Daniel Ziechner, MP for Cambridge, has backed our call for NetworkRail to suspend work on the trainwash until such time as it has been through a planning process.
On the basis of our legal opinion and the CCC’s legal opinion, this development requires Prior Approval, which Network Rail did not seek.
Zeicher notes two points in particular. First, that work should be suspended to address the large number of unanswered questions about this particular development:
all works to be suspended until at least such time the stakeholders provide updated, suitable and full answers to the questions that have been
previously submitted by Cambridge City Council in February of this year.
And second, that the siting of the train wash in Cambridge has not been sufficiently addressed. An industrial train wash does not belong in a residential area:
The residents also would like Network Rail, and the associated rail franchisees, to provide a full and frank account for why the carriage wash facility was proposed for the main Cambridge rail station and not further up the line nearer Cambridge North. To assist with this response, they ask for disclosure of the complete options appraisal that was used to make the decision to site the facility at the former over the latter station.
This need to suspend work now is especially pressing because of the proposed “foundation” work on July 11, 18, and 25, referred to the leaflet distributed to residents on June 24. We have been informed by the CCC that this work will involve “piling” – a term that was not mentioned in the leaflet.
We understand that piling “is a type of deep foundation, used to transfer the load to a deeper level than is possible with a traditional shallow foundation. Vertical columns of concrete, steel or wood, or a combination, are driven deep into the ground to give extra support.”
NetworkRail, GTR, Greater Anglia, and Spencer Group have not provided any evaluation of the effect of piling on foundations in Great Eastern Street. Foundation damage is possible unless a detailed and in depth structural analysis has been done on the surrounding area.
NetworkRail has not sought Prior Approval. As such, we believe that any work currently undertaken is at risk of damage claims on the basis of being ruled not just unlawful but also aggravated due to being continued in the face of, at the very least, legal uncertainty,and at most, a known overreach of NetworkRail’s authority.
As developers and contractors, GTR and Spencer Group, have a responsibility to both their shareholders/beneficiaries and the Cambridge community to suspend unlawful work, including enabling work, while this issue is under review.

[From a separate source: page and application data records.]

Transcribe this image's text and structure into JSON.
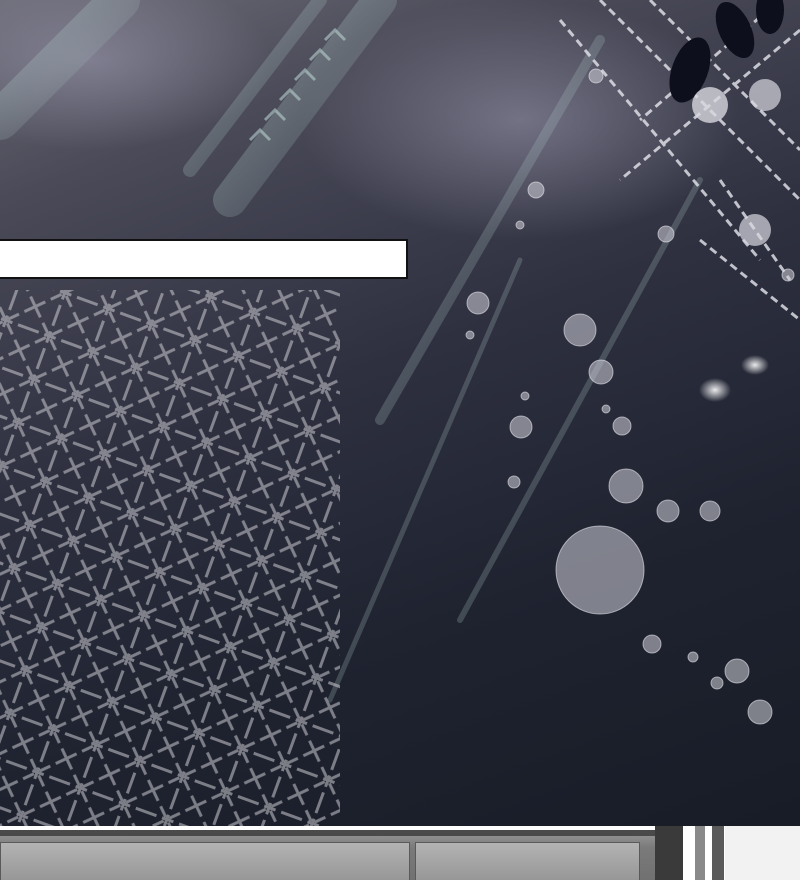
{
  "comic": {
    "caption_text": "",
    "colors": {
      "night_dark": "#1f2330",
      "night_mid": "#2e3040",
      "night_light": "#6d6c78",
      "sparkle": "#d9d9e3",
      "caption_bg": "#ffffff",
      "caption_border": "#111111",
      "cabinet": "#8f8f8f"
    }
  }
}
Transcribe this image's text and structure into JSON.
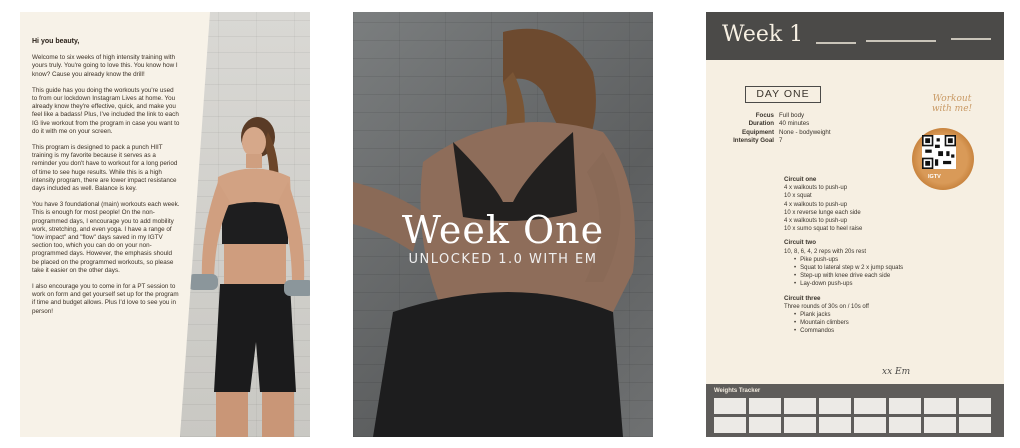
{
  "page1": {
    "greeting": "Hi you beauty,",
    "paragraphs": [
      "Welcome to six weeks of high intensity training with yours truly. You're going to love this. You know how I know? Cause you already know the drill!",
      "This guide has you doing the workouts you're used to from our lockdown Instagram Lives at home. You already know they're effective, quick, and make you feel like a badass! Plus, I've included the link to each IG live workout from the program in case you want to do it with me on your screen.",
      "This program is designed to pack a punch HIIT training is my favorite because it serves as a reminder you don't have to workout for a long period of time to see huge results. While this is a high intensity program, there are lower impact resistance days included as well. Balance is key.",
      "You have 3 foundational (main) workouts each week. This is enough for most people! On the non-programmed days, I encourage you to add mobility work, stretching, and even yoga. I have a range of \"low impact\" and \"flow\" days saved in my IGTV section too, which you can do on your non-programmed days. However, the emphasis should be placed on the programmed workouts, so please take it easier on the other days.",
      "I also encourage you to come in for a PT session to work on form and get yourself set up for the program if time and budget allows. Plus I'd love to see you in person!"
    ]
  },
  "page2": {
    "title": "Week One",
    "subtitle": "UNLOCKED 1.0 WITH EM"
  },
  "page3": {
    "header": "Week 1",
    "day": "DAY ONE",
    "info": [
      {
        "key": "Focus",
        "value": "Full body"
      },
      {
        "key": "Duration",
        "value": "40 minutes"
      },
      {
        "key": "Equipment",
        "value": "None - bodyweight"
      },
      {
        "key": "Intensity Goal",
        "value": "7"
      }
    ],
    "workout_with_me": "Workout with me!",
    "qr_label": "IGTV",
    "circuit_one_title": "Circuit one",
    "circuit_one": [
      "4 x walkouts to push-up",
      "10 x squat",
      "4 x walkouts to push-up",
      "10 x reverse lunge each side",
      "4 x walkouts to push-up",
      "10 x sumo squat to heel raise"
    ],
    "circuit_two_title": "Circuit two",
    "circuit_two_intro": "10, 8, 6, 4, 2 reps with 20s rest",
    "circuit_two": [
      "Pike push-ups",
      "Squat to lateral step w 2 x jump squats",
      "Step-up with knee drive each side",
      "Lay-down push-ups"
    ],
    "circuit_three_title": "Circuit three",
    "circuit_three_intro": "Three rounds of 30s on / 10s off",
    "circuit_three": [
      "Plank jacks",
      "Mountain climbers",
      "Commandos"
    ],
    "signoff": "xx Em",
    "tracker_label": "Weights Tracker"
  },
  "colors": {
    "cream": "#f6efe2",
    "charcoal": "#4b4a48",
    "accent": "#d99a58"
  }
}
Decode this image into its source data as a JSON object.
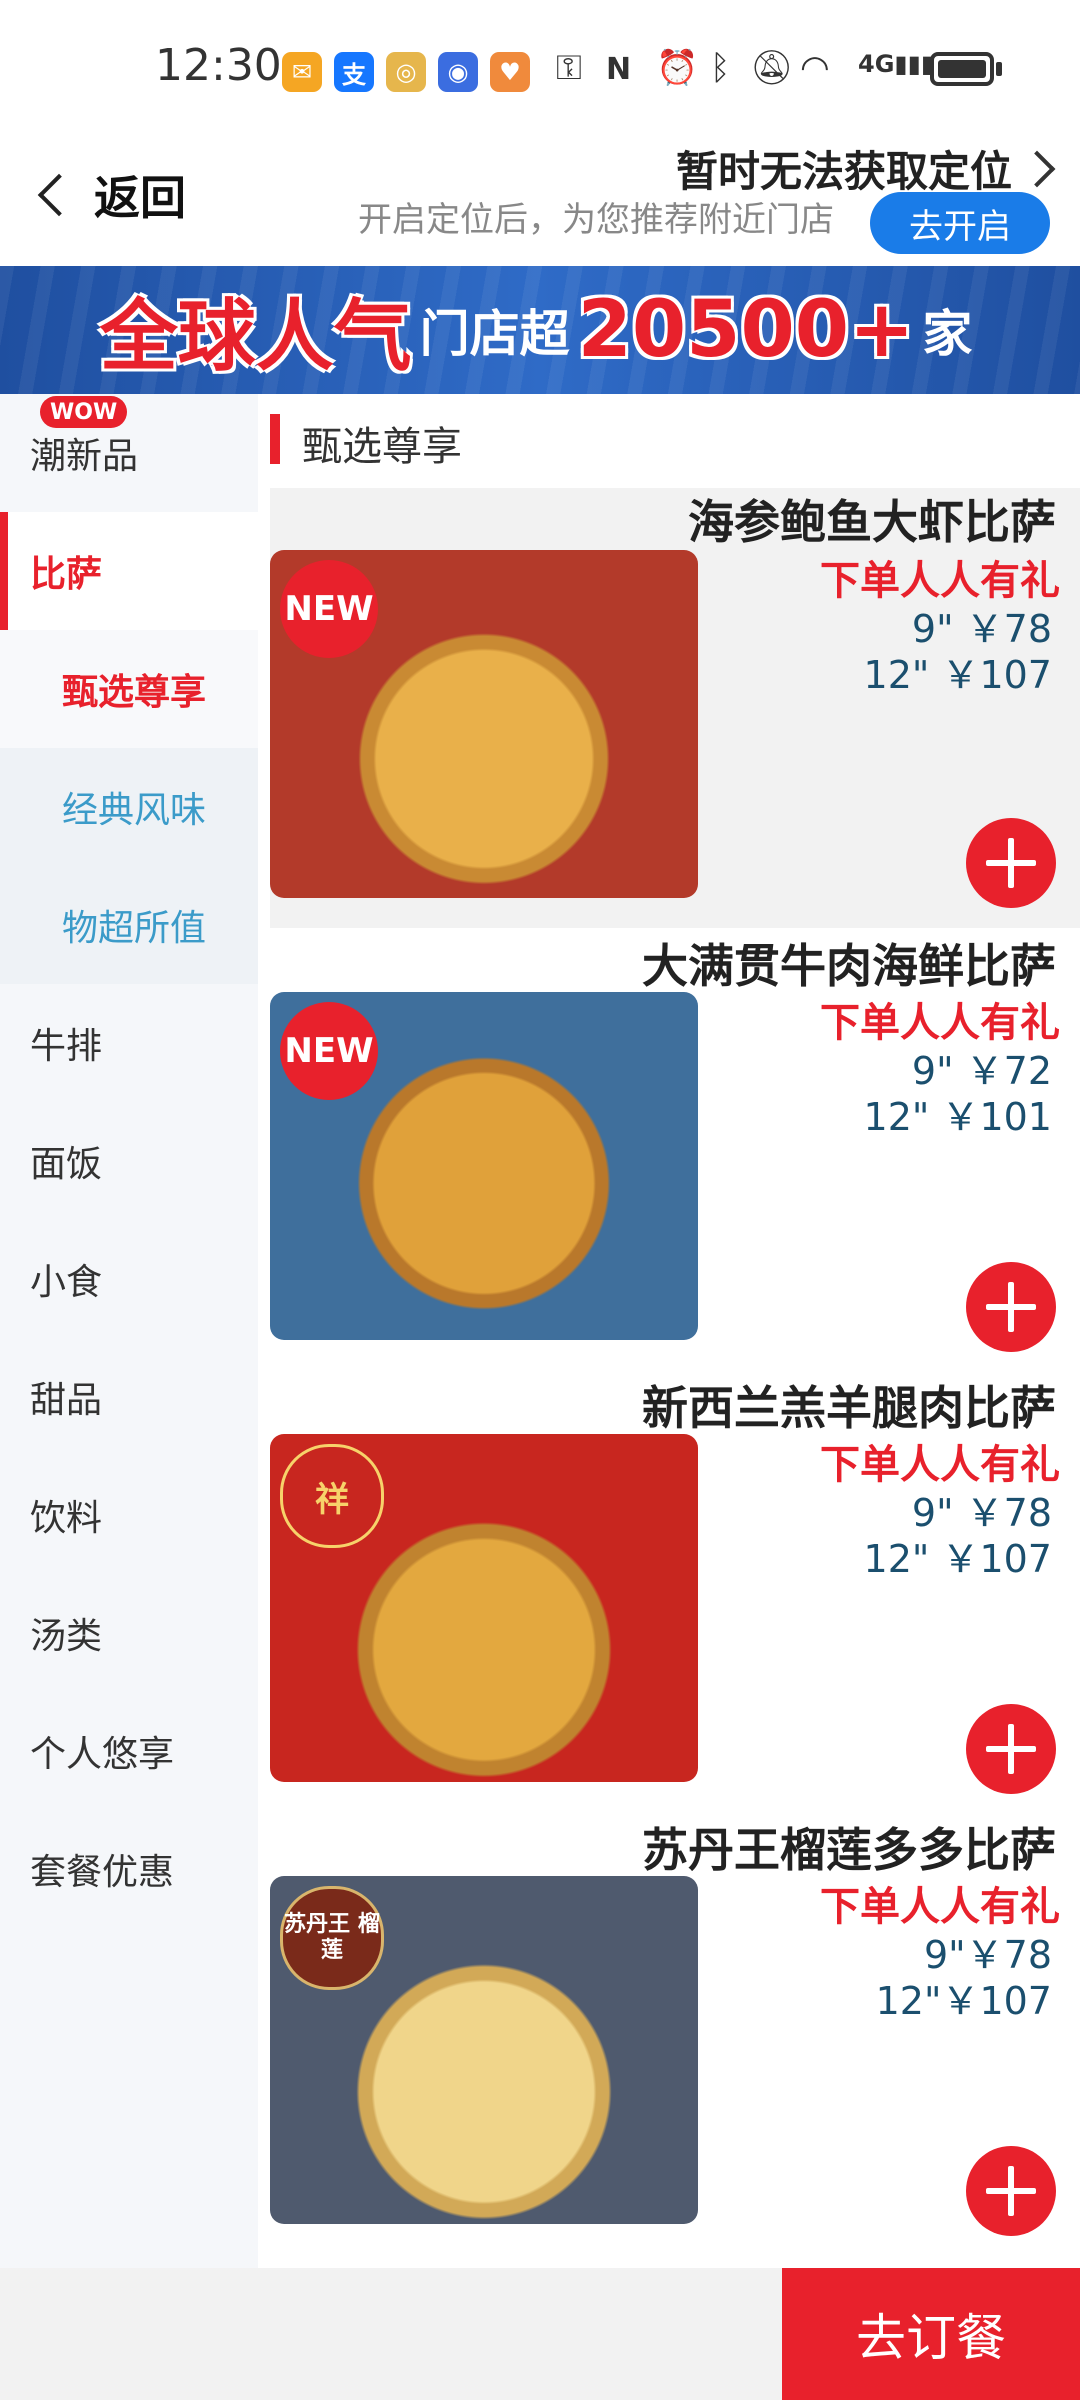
{
  "status_bar": {
    "time": "12:30",
    "app_icons": [
      {
        "name": "mail-icon",
        "color": "#f5a623",
        "glyph": "✉"
      },
      {
        "name": "alipay-icon",
        "color": "#1677ff",
        "glyph": "支"
      },
      {
        "name": "app-yellow-icon",
        "color": "#e6b64c",
        "glyph": "◎"
      },
      {
        "name": "app-blue-icon",
        "color": "#3b6de0",
        "glyph": "◉"
      },
      {
        "name": "app-orange-icon",
        "color": "#f08a3c",
        "glyph": "♥"
      }
    ],
    "system_icons": [
      "key-icon",
      "nfc-icon",
      "alarm-icon",
      "bluetooth-icon",
      "mute-icon",
      "wifi-icon",
      "4g-signal-icon",
      "battery-icon"
    ]
  },
  "header": {
    "back_label": "返回",
    "location_title": "暂时无法获取定位",
    "location_subtitle": "开启定位后，为您推荐附近门店",
    "location_button": "去开启"
  },
  "banner": {
    "text_big_1": "全球人气",
    "text_small_1": "门店超",
    "text_big_2": "20500+",
    "text_small_2": "家"
  },
  "sidebar": {
    "wow_badge": "WOW",
    "items": [
      {
        "label": "潮新品",
        "selected": false
      },
      {
        "label": "比萨",
        "selected": true
      },
      {
        "label": "甄选尊享",
        "selected": true,
        "sub": true
      },
      {
        "label": "经典风味",
        "selected": false,
        "sub": true
      },
      {
        "label": "物超所值",
        "selected": false,
        "sub": true
      },
      {
        "label": "牛排",
        "selected": false
      },
      {
        "label": "面饭",
        "selected": false
      },
      {
        "label": "小食",
        "selected": false
      },
      {
        "label": "甜品",
        "selected": false
      },
      {
        "label": "饮料",
        "selected": false
      },
      {
        "label": "汤类",
        "selected": false
      },
      {
        "label": "个人悠享",
        "selected": false
      },
      {
        "label": "套餐优惠",
        "selected": false
      }
    ]
  },
  "section": {
    "title": "甄选尊享"
  },
  "products": [
    {
      "name": "海参鲍鱼大虾比萨",
      "promo": "下单人人有礼",
      "price_9": "9\" ￥78",
      "price_12": "12\" ￥107",
      "badge": "NEW"
    },
    {
      "name": "大满贯牛肉海鲜比萨",
      "promo": "下单人人有礼",
      "price_9": "9\" ￥72",
      "price_12": "12\" ￥101",
      "badge": "NEW"
    },
    {
      "name": "新西兰羔羊腿肉比萨",
      "promo": "下单人人有礼",
      "price_9": "9\" ￥78",
      "price_12": "12\" ￥107",
      "badge": "祥"
    },
    {
      "name": "苏丹王榴莲多多比萨",
      "promo": "下单人人有礼",
      "price_9": "9\"￥78",
      "price_12": "12\"￥107",
      "badge": "苏丹王 榴莲"
    }
  ],
  "bottom": {
    "order_button": "去订餐"
  }
}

GTR and Spencer Group have the opportunity to demonstrate that you are “good neighbours”, by suspending work voluntarily rather than by enforcement. The community would consider this a show of good faith,
Daniel Zeichner’s full letter is below.